    1. Here is my twenty minute response to your prompt. You want us to post them here, right?
      Let me know if you’d rather not. xooxo S

      No girl sets out to die….even if she scales rock faces with
      Patagonia printed on the nylon pants stretched across her muscled calves.

      Marilyn, in your innocent blue jean shorts, back when you were Norma Jean,
      looked so much like my younger sister, blonde, full lips, laughing in the wind.
      We related to your image on posters around the house, as if you, being so similar
      to her fair skin, lush thighs and hint of wildness, were just another of the four
      of us girls.

      But you seemed so alone. Surrounded only by women who were brimming over their DD cups in nightclubs seething at your charm, repelled by the magnetic power that oozed out of your glow. I never see pictures of you laughing in the surf with a swarm of women friends, knowing full well that the glee in the surf was likely precluded by an hour of tears and truth telling on a blanket in the sun. I never see you clustered with women friends, baring all, in the shelter of sisterhood.

      I only see you on the elbows of men, baring other than your soul.
      I only see you on posters, posing precariously on high heels cut to be slightly uneven to enhance the swing of your hips.
      I only see you stretched across satin sheets with the most delicious red lipstick smeared across your full lips.
      I only see you perched in response to the men in your life, the secretive, furtive life you led, the harsh glare of the public on your every move.

      What would have happened if you lived in a house with other women, chefs or poets or lobbyists or gardeners or women who were starting companies? What if you’d had a life like so many young actresses I know, taking class, waitressing and then sitting around a scrappy kitchen table with a candle burning in a chianti bottle, smoking cigs and eating Mint Milanos, sorting out our days together? What if you’d had a the equivalent of Sex in the City or Thelma and Louise or even Rhoda as a vehicle to showcase your talents instead of every single movie you made that created a stereotype? What if we’d had images of you mountain climbing instead of slurring the Happy Birthday song?

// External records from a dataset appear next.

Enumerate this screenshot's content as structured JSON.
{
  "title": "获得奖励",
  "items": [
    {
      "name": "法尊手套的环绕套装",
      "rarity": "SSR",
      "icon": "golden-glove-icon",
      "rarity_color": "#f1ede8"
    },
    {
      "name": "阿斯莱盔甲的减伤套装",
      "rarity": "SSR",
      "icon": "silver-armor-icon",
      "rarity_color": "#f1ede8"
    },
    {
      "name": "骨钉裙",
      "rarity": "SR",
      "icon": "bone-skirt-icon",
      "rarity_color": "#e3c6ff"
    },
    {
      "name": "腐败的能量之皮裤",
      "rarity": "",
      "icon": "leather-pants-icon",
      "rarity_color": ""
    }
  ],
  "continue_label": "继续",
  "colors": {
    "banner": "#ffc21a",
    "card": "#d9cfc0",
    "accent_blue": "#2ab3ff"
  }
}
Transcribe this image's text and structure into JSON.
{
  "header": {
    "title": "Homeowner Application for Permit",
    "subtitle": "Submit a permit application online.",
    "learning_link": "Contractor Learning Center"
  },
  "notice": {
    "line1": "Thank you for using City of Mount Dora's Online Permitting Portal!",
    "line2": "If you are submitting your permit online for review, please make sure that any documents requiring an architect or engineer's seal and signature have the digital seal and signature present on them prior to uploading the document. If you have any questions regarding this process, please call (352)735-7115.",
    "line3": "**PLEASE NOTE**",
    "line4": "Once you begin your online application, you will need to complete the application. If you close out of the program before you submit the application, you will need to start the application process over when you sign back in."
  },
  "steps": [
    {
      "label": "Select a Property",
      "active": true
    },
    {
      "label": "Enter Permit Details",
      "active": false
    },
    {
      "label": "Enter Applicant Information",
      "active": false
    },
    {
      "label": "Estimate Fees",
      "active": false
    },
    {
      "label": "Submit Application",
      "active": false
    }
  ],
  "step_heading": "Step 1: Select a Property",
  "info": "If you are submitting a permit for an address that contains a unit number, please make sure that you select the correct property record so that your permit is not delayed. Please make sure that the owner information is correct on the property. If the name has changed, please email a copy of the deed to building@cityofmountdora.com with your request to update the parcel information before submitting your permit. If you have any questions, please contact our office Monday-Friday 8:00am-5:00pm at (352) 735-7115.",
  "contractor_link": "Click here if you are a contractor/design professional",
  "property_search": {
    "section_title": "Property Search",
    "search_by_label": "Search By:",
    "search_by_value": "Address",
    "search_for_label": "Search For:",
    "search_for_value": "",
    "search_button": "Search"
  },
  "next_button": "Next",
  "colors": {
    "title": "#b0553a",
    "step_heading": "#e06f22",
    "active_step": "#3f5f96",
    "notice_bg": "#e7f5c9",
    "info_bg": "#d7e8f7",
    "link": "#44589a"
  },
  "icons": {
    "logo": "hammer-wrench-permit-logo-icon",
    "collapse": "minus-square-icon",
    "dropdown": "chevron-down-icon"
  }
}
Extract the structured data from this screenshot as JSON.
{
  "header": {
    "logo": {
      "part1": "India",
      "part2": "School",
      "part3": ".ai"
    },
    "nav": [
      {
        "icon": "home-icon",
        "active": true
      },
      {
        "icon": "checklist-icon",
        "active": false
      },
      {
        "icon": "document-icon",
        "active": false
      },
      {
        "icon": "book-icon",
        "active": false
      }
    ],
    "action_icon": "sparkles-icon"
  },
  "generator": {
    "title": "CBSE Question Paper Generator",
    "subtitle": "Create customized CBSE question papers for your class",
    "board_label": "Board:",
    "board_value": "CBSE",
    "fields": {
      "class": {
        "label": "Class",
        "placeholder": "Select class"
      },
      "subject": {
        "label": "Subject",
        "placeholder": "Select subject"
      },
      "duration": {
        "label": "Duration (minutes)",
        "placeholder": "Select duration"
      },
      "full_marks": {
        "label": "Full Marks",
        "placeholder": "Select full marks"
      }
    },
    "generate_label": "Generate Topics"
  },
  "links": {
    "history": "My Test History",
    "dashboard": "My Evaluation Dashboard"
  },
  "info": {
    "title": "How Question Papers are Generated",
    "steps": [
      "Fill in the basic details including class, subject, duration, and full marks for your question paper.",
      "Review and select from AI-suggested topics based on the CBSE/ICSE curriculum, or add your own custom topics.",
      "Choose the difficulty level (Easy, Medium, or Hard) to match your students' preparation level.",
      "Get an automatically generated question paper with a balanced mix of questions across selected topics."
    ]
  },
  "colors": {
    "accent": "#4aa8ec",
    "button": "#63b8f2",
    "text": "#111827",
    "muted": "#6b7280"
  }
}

      No girl sets out to die. Not one girl starts her life thinking she will end it at her own hand. No girl turns towards the camera and says, “Go ahead, and make me an icon.” I see you suffer from the blasting glare of public attention on every loss, slip, or mistake. I see you so alone.

      If you only you could have hopped off one of those posters and in to one of the many homes that had you tacked on the wall, where you’d have a plaid bedspread and electric rollers and the assignment to set the table on Thursday nights.

      I only wish you’d had a friend, or some sisters, nosy, pestering and persistent in making sure you had everything you needed to be who you came here to be, which cannot, no matter what you believe, could not have been a girl who set out to die. We would not have let you.

      SBB 10.2.14

      • Tania says:

        Just beautiful Suzi–yes, I invite everyone to submit their response as a comment or to comment about their process of writing to the prompt. I love your questions, your fertile imaginings here. Yes, yes, yes. Maybe in retrospect, after the fact, the sisterhood is finding her here, now, something good making an attempt to salve, heal, shed light towards the difficult…which is how I experienced your words. Beautiful…